*** Opening of Exercise inputs ***

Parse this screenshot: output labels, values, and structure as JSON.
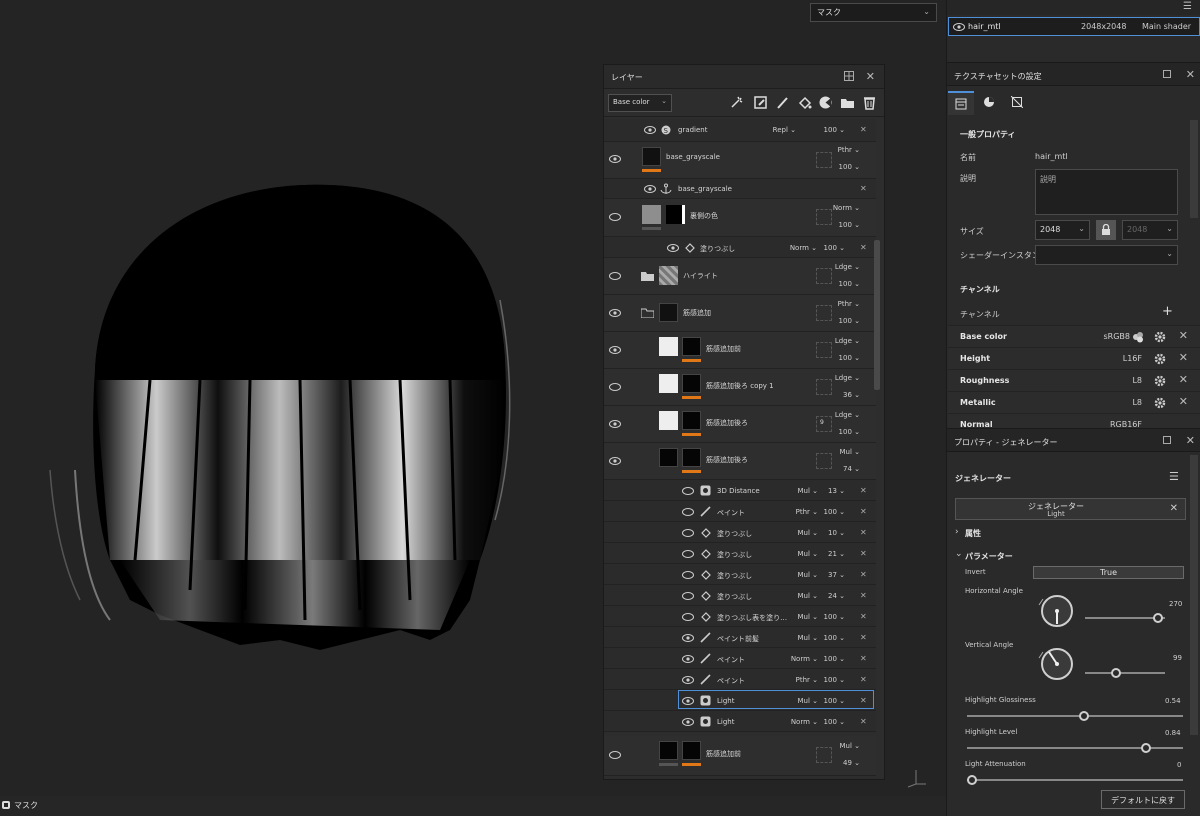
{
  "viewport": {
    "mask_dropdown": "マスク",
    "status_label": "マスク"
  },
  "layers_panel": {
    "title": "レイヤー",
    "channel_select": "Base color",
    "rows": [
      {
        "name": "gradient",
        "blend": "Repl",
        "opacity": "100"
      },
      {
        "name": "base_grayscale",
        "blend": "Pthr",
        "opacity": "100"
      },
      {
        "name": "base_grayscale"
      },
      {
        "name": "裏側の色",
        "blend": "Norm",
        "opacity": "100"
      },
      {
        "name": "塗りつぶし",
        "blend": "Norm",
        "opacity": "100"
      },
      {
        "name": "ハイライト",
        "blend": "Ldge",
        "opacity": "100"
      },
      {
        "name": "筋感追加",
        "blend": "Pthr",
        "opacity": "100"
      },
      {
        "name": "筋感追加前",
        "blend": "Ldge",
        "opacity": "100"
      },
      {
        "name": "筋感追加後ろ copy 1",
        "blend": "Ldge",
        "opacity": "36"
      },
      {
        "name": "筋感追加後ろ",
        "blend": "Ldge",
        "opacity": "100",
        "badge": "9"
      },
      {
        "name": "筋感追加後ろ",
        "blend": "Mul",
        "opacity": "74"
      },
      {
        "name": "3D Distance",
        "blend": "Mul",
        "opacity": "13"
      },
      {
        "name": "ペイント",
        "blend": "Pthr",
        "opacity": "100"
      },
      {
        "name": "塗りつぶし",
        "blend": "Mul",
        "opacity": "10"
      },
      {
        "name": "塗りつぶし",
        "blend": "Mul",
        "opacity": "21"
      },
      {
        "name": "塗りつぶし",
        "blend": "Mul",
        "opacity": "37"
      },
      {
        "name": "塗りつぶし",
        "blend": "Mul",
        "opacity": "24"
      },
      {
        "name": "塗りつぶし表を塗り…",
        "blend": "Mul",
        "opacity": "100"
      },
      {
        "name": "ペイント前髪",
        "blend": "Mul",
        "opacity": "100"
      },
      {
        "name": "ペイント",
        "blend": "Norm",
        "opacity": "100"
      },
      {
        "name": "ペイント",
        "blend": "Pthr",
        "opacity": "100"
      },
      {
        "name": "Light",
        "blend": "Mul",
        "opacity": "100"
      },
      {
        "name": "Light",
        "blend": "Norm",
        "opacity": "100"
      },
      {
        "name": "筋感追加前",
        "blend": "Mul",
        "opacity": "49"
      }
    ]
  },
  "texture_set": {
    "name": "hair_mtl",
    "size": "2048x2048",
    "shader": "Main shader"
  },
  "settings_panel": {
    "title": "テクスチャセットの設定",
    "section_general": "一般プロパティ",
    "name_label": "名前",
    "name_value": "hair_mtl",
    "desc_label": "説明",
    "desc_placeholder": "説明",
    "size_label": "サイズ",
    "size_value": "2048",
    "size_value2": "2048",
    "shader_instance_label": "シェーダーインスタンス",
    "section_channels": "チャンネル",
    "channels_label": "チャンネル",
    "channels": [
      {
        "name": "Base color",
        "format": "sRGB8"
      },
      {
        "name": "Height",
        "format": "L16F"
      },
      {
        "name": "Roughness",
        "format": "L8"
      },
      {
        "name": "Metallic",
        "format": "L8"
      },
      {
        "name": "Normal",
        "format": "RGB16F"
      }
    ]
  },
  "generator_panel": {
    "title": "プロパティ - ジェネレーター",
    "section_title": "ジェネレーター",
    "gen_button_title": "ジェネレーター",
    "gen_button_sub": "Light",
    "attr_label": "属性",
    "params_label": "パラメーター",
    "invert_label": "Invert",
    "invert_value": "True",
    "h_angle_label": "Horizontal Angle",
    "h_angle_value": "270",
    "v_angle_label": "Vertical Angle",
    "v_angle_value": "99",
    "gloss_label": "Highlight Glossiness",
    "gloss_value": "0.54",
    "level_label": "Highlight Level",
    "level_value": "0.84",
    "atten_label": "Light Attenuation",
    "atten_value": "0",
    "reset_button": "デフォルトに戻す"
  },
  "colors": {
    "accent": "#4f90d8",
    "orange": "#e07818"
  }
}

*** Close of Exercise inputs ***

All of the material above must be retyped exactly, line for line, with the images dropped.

- **Reply**
Parse this screenshot: output labels, values, and structure as JSON.
{
  "viewport": {
    "mask_dropdown": "マスク",
    "status_label": "マスク"
  },
  "layers_panel": {
    "title": "レイヤー",
    "channel_select": "Base color",
    "rows": [
      {
        "name": "gradient",
        "blend": "Repl",
        "opacity": "100"
      },
      {
        "name": "base_grayscale",
        "blend": "Pthr",
        "opacity": "100"
      },
      {
        "name": "base_grayscale"
      },
      {
        "name": "裏側の色",
        "blend": "Norm",
        "opacity": "100"
      },
      {
        "name": "塗りつぶし",
        "blend": "Norm",
        "opacity": "100"
      },
      {
        "name": "ハイライト",
        "blend": "Ldge",
        "opacity": "100"
      },
      {
        "name": "筋感追加",
        "blend": "Pthr",
        "opacity": "100"
      },
      {
        "name": "筋感追加前",
        "blend": "Ldge",
        "opacity": "100"
      },
      {
        "name": "筋感追加後ろ copy 1",
        "blend": "Ldge",
        "opacity": "36"
      },
      {
        "name": "筋感追加後ろ",
        "blend": "Ldge",
        "opacity": "100",
        "badge": "9"
      },
      {
        "name": "筋感追加後ろ",
        "blend": "Mul",
        "opacity": "74"
      },
      {
        "name": "3D Distance",
        "blend": "Mul",
        "opacity": "13"
      },
      {
        "name": "ペイント",
        "blend": "Pthr",
        "opacity": "100"
      },
      {
        "name": "塗りつぶし",
        "blend": "Mul",
        "opacity": "10"
      },
      {
        "name": "塗りつぶし",
        "blend": "Mul",
        "opacity": "21"
      },
      {
        "name": "塗りつぶし",
        "blend": "Mul",
        "opacity": "37"
      },
      {
        "name": "塗りつぶし",
        "blend": "Mul",
        "opacity": "24"
      },
      {
        "name": "塗りつぶし表を塗り…",
        "blend": "Mul",
        "opacity": "100"
      },
      {
        "name": "ペイント前髪",
        "blend": "Mul",
        "opacity": "100"
      },
      {
        "name": "ペイント",
        "blend": "Norm",
        "opacity": "100"
      },
      {
        "name": "ペイント",
        "blend": "Pthr",
        "opacity": "100"
      },
      {
        "name": "Light",
        "blend": "Mul",
        "opacity": "100"
      },
      {
        "name": "Light",
        "blend": "Norm",
        "opacity": "100"
      },
      {
        "name": "筋感追加前",
        "blend": "Mul",
        "opacity": "49"
      }
    ]
  },
  "texture_set": {
    "name": "hair_mtl",
    "size": "2048x2048",
    "shader": "Main shader"
  },
  "settings_panel": {
    "title": "テクスチャセットの設定",
    "section_general": "一般プロパティ",
    "name_label": "名前",
    "name_value": "hair_mtl",
    "desc_label": "説明",
    "desc_placeholder": "説明",
    "size_label": "サイズ",
    "size_value": "2048",
    "size_value2": "2048",
    "shader_instance_label": "シェーダーインスタンス",
    "section_channels": "チャンネル",
    "channels_label": "チャンネル",
    "channels": [
      {
        "name": "Base color",
        "format": "sRGB8"
      },
      {
        "name": "Height",
        "format": "L16F"
      },
      {
        "name": "Roughness",
        "format": "L8"
      },
      {
        "name": "Metallic",
        "format": "L8"
      },
      {
        "name": "Normal",
        "format": "RGB16F"
      }
    ]
  },
  "generator_panel": {
    "title": "プロパティ - ジェネレーター",
    "section_title": "ジェネレーター",
    "gen_button_title": "ジェネレーター",
    "gen_button_sub": "Light",
    "attr_label": "属性",
    "params_label": "パラメーター",
    "invert_label": "Invert",
    "invert_value": "True",
    "h_angle_label": "Horizontal Angle",
    "h_angle_value": "270",
    "v_angle_label": "Vertical Angle",
    "v_angle_value": "99",
    "gloss_label": "Highlight Glossiness",
    "gloss_value": "0.54",
    "level_label": "Highlight Level",
    "level_value": "0.84",
    "atten_label": "Light Attenuation",
    "atten_value": "0",
    "reset_button": "デフォルトに戻す"
  },
  "colors": {
    "accent": "#4f90d8",
    "orange": "#e07818"
  }
}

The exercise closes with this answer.